The Brewers’ remodeled starting rotation may not have the star power of the Philadelphia Phillies or the World Series rings of the San Francisco Giants. But it’s good enough to have outfielder Ryan Braun & Co. thinking like a legitimate contender.
“We were looking to get better this offseason, and I don’t think we could have possibly accomplished more than we did,” Braun said Sunday afternoon. “I don’t think anyone thought this was possible without trading somebody like Prince [Fielder].”
Fielder is still a Brewer for 2011, and so are the Brewers’ four other 20-home run hitters from last season: Braun, outfielder Corey Hart, third baseman Casey McGehee and second baseman Rickie Weeks. General manager Doug Melvin found other ways to make two major additions to the starting rotation.
The team on Sunday added 2009 American League Cy Young Award winner Zack Greinke in a stunning trade with the Royals that came two weeks after the Brewers acquired Shaun Marcum from the Blue Jays. Greinke and Marcum will join Yovani Gallardo, Randy Wolf and probably Chris Narveson in a new-look rotation.
Gallardo, Greinke and Marcum are all right-handers who started on 2010 Opening Day. Wolf and Narveson are left-handers who finished last season strong for the Brewers.
For backup, the Brewers have left-hander Manny Parra, who has been slow to reach his potential and will probably begin the year in relief. The team has also been working this winter to re-sign another lefty, Chris Capuano, who looked good last season after returning from his second career Tommy John surgery. With Greinke in the fold, the Brewers can continue their cautious approach with starting pitching prospects like Mark Rogers, Amaury Rivas and Wily Peralta.
The big-league group isn’t as star-studded as the Phillies’ top four of Roy Halladay, Cliff Lee, Roy Oswalt and Cole Hamels, and the Brewers’ foursome doesn’t have World Series rings like the Giants’ Tim Lincecum, Matt Cain, Jonathan Sanchez and Madison Bumgarner. But it has Braun more than a bit excited for the start of 2011.

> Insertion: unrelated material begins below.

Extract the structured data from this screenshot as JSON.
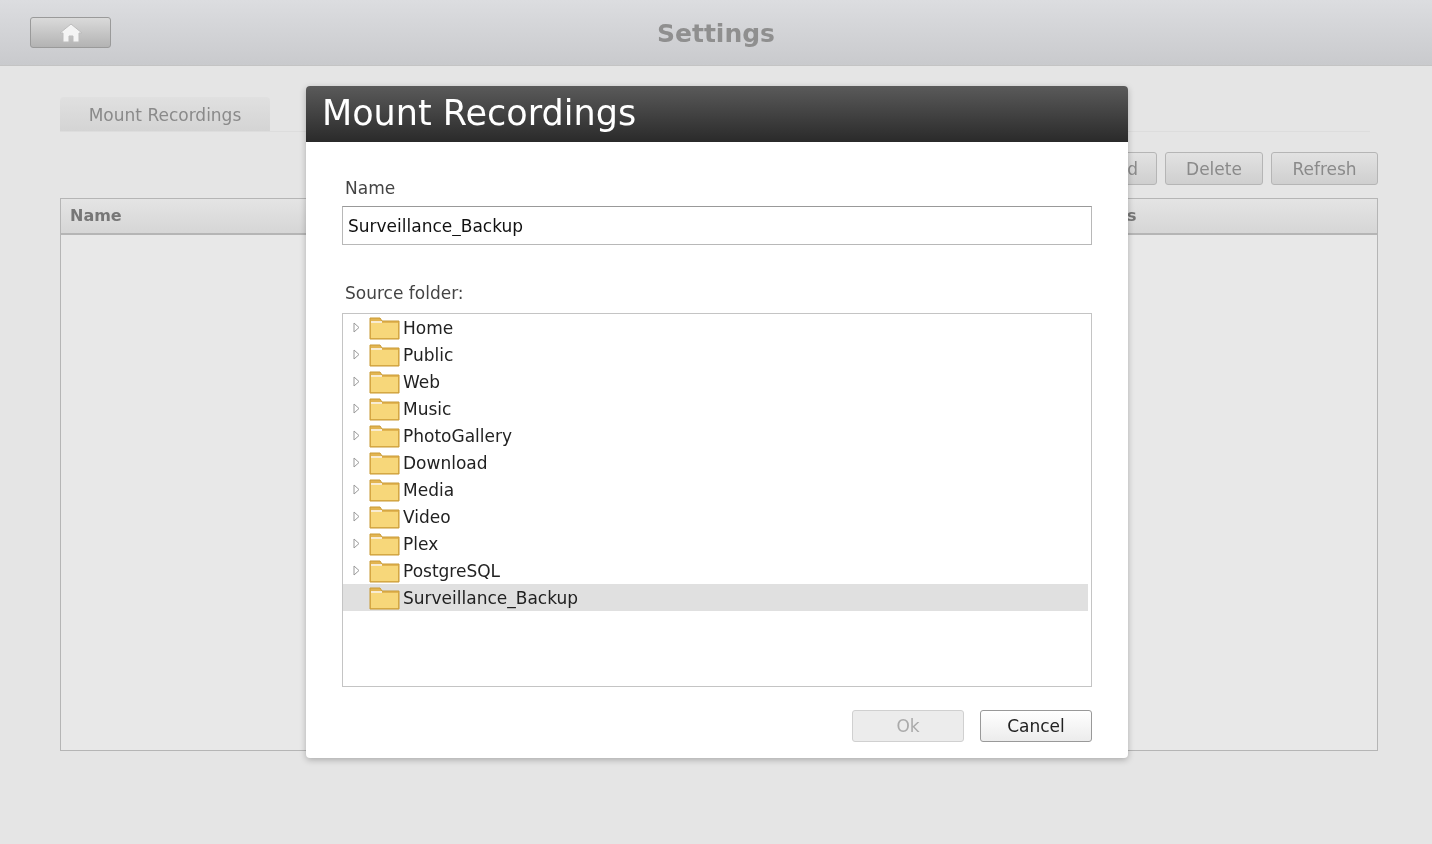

“Excited would be a severe understatement,” Braun said. “It just shows the players, the fans, once again the commitment to winning from our ownership and management. It’s really exciting. We just got one of the best players in baseball [in Greinke] and I can’t wait to get started.”
The Brewers have struggled since the free agent departures of CC Sabathia and Ben Sheets after the 2008 season. In 2009, Brewers starters combined for a 5.37 ERA, dead last in the 16-team NL. In 2010, after spending big for free agent Wolf, they improved only marginally to a 4.65 ERA, 15th of 16 NL teams.
“There’s no doubt that we’re far better heading into the season than we have been in any of my five years with the team,” Braun said. “You’ve seen recently the value of starting pitchers and how difficult it is to acquire them, and when that rare opportunity comes to acquire something this good, which almost never happens, you have to do what you can. That ownership and management made this move is a huge statement to us players and the fans.
“There’s so much that has to happen between now and then, and looking at it on paper and going out and performing are two different things. But it certainly looks good.”
Braun had seen rumors of the Brewers checking-in on Greinke this winter, but he didn’t expect a deal to get done.
“We were able to acquire two great starting pitchers [in Greinke and Marcum] without trading Prince,” Braun said. “That’s remarkable. It’s pretty amazing.” <